I think most of the advice I dispense is common sense. Spend less than you earn. Make plans. Set goals. Document the progress. For most people (me included), it’s tough to stay motivated. Here are some tactics I used to keep my goal in sight and my financial avatar galvanized.
Tip 1: Email your future self to celebrate and recognize how far you’ve come
One of my favorite websites is Future Me. Here you can write a letter to yourself and pick a date to have it delivered to your email account. I try to do this every month or so because I LOVE receiving emails from the past. Here is an excerpt of one I received a few days ago from 2011-Thriftygal.
You’re sad and you’re frustrated. Because it’s past 3 am and you’re still at work and you’re rather an incompetent little fuzzball.
Are you out of debt yet? Does it feel awesome? $42,685 left.
I wish I were you.
I don’t mean to brag or harp on this, but I love my life now and all the Future Me emails I currently send are optimistic and cheerful. I wake up when I want. I go to bed when I want. I eat. I bike. I walk. I swim. I travel. I read. I hammock. I write. I meet friends old and new. I look forward to every day. I’m sure that your ideal post-work life will differ from mine, but the point is that money gives you the freedom to make your life what you want it to be. Don’t waste it on things and stuff and junk.
Set small mini goals and remind yourself of the victories along the way. It’s all about the progress.
Tip 2: Place a motivational quote on your phone.
I know. I know. Cheesy! But I had a quote on my Blackberry so I could read it every time I had to unlock my phone — an action I performed several dozen times a day. Big Law is lucrative and I am extremely grateful for my time at my firm, but I always felt shackled to that device. That world came with many many perks, but in return, you give up your life. You agree to put work first. Before family. Before friends. Before vacations. Before sleep. Every time I saw that little red light flash signalling a new email, I would first get to read this –
“Normal is getting dressed in clothes that you buy for work and driving through traffic in a car that you are still paying for – in order to get to the job you need to pay for the clothes and the car, and the house you leave vacant all day so you can afford to live in it.”
– Ellen Goodman
Tip 3: Take Vitamin D
You’re right; this has nothing to do with personal finance, but I couldn’t think of a third financial tip that I actually did and that I haven’t already written about. And since taking this pill has made such a mindbogglingly enormous difference in the quality of my life, I would feel remiss not to pass on this tip.

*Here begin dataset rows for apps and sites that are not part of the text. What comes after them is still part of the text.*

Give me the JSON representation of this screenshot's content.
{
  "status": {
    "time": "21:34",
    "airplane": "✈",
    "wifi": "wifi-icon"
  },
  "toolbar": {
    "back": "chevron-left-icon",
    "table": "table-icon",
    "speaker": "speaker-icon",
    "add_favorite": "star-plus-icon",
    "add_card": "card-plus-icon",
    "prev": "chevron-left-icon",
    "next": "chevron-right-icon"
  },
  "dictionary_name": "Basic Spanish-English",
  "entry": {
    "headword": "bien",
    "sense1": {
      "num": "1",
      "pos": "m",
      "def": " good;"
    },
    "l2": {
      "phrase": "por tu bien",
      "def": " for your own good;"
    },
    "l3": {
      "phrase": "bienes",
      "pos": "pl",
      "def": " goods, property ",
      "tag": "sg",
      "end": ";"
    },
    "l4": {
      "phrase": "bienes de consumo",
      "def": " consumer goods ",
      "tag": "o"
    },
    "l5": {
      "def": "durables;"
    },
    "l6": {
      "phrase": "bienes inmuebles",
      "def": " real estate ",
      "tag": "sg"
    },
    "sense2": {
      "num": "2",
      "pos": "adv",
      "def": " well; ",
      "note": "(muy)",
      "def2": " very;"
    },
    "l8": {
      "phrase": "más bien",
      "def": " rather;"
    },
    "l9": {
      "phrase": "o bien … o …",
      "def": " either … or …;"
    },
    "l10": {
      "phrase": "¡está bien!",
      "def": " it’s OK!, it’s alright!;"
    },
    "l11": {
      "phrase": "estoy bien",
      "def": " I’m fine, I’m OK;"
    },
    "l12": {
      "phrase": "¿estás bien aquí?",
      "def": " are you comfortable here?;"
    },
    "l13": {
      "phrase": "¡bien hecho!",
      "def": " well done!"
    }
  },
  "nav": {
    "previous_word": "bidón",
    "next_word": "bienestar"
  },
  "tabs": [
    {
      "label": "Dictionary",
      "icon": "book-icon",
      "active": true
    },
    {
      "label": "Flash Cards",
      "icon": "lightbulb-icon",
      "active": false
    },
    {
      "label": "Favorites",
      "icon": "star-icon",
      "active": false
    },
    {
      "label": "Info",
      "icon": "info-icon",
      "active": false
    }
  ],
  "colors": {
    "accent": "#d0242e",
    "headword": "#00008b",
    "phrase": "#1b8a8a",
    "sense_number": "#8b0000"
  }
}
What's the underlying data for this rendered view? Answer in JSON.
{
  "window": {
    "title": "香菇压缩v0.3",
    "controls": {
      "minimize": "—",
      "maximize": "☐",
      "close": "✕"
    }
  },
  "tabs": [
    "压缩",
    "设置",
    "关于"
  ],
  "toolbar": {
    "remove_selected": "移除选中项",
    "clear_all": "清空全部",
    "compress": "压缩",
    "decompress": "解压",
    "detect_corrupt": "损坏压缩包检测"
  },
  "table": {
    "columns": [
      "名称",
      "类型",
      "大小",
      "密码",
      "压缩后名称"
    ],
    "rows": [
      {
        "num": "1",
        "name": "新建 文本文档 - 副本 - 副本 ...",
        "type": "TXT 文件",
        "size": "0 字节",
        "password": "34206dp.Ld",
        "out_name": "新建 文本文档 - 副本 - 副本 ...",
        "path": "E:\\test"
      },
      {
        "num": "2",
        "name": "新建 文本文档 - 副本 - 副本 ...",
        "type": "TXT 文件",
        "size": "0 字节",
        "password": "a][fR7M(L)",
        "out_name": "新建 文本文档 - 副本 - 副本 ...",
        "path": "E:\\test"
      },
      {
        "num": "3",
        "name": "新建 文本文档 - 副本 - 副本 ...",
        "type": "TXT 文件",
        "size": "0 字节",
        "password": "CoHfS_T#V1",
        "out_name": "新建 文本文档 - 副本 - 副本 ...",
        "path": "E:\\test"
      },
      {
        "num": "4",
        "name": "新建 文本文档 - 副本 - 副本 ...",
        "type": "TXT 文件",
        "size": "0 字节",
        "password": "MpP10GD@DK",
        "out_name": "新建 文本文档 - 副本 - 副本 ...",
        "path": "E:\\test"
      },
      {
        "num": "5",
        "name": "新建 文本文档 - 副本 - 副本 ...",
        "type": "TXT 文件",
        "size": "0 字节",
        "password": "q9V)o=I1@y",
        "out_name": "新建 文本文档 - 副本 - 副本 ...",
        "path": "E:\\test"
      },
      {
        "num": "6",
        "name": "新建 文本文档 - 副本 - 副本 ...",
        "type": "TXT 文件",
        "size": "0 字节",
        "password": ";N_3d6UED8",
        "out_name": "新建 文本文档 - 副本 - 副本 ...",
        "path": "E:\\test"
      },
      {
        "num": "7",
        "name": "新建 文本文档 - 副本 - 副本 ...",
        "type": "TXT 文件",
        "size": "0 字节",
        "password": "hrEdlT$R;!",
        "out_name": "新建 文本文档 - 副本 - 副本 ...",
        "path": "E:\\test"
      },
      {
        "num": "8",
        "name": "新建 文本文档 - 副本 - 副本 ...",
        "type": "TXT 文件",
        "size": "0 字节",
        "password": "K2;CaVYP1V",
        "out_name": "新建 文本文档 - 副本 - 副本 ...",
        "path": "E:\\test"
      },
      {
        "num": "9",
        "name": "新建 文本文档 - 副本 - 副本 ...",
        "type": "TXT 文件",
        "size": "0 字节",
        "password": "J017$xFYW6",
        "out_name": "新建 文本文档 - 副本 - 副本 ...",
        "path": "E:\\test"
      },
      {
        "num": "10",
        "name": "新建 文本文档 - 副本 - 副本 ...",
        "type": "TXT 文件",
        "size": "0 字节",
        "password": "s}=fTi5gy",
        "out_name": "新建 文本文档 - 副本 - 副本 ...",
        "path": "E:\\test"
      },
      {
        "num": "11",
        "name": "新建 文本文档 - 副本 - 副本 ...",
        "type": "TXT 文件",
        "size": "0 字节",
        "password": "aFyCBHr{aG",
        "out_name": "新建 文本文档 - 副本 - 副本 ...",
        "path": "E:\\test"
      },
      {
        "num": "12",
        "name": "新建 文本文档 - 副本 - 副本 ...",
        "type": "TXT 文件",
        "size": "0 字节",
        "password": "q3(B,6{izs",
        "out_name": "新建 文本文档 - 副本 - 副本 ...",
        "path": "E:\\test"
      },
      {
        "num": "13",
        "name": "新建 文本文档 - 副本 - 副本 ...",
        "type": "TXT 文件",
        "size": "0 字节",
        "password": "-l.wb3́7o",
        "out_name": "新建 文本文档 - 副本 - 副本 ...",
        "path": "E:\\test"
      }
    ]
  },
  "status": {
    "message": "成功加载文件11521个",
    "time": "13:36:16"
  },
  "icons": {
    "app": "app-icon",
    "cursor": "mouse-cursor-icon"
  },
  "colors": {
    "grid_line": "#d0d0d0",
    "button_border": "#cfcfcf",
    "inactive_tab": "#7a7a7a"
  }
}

I receive a physical every year and the only major comment my doctor ever has is to note my cripplingly low levels of vitamin D. For years, I would buy a big bottle of the pills and then neglect to take them after a week or so. I now keep a resolutions chart and I give myself a smiley face when I remember to take it. When I do take it regularly, I feel like a different person. I can get up in the morning with ease. I’m not tired during the day. I have energy.
Obligatory lawyer comment: I’m not a doctor and this is just anecdotal! If you’re tired all the time, consider asking your doctor to check your vitamin D levels.
Tip 4: Create challenge months for yourself
Okay, I just thought of another of my financial quirks. Over the past five years, I would occasionally think up new “Operations” for myself and add them to the resolutions chart I mentioned in tip 3. These challenges usually lasted a month and had ridiculously long names. I used this exercise to entertain my financial avatar and to understand myself better. Here’s a list of some of my operations.
- Operation Use Only Cash Except for Rent and Utilities, Of Course
- Operation Use No Cash and Charge Everything
- Operation Buy Whatever Even Briefly Tempts You, But Evaluate the Purchase Two Months Later to See if it Made Your Life Better
- Operation Don’t Eat Out Except If You’re Ordering In and Eating at Your Desk
- Operation Don’t Eat Alone
- Operation Don’t Buy Anything New
- Operation Shop Every Weekend
You can do anything for a month. I started to recognize what worked for me after trying these experiments. I understand that I’m lazy and can’t track cash. I can now predict better which of my Wants are fleeting and disregard it quicker. I also now immediately buy whatever Want I feel would make my life better. I found out that I used to eat a lot of meals at my desk. I reinforced my belief that shopping sucks.
I initially drafted this tip as its own post, but I think the operation names are pretty self-explanatory. You learn about yourself by going outside your routine and your comfort zone. Try it. Make up your own operation and tell me about it.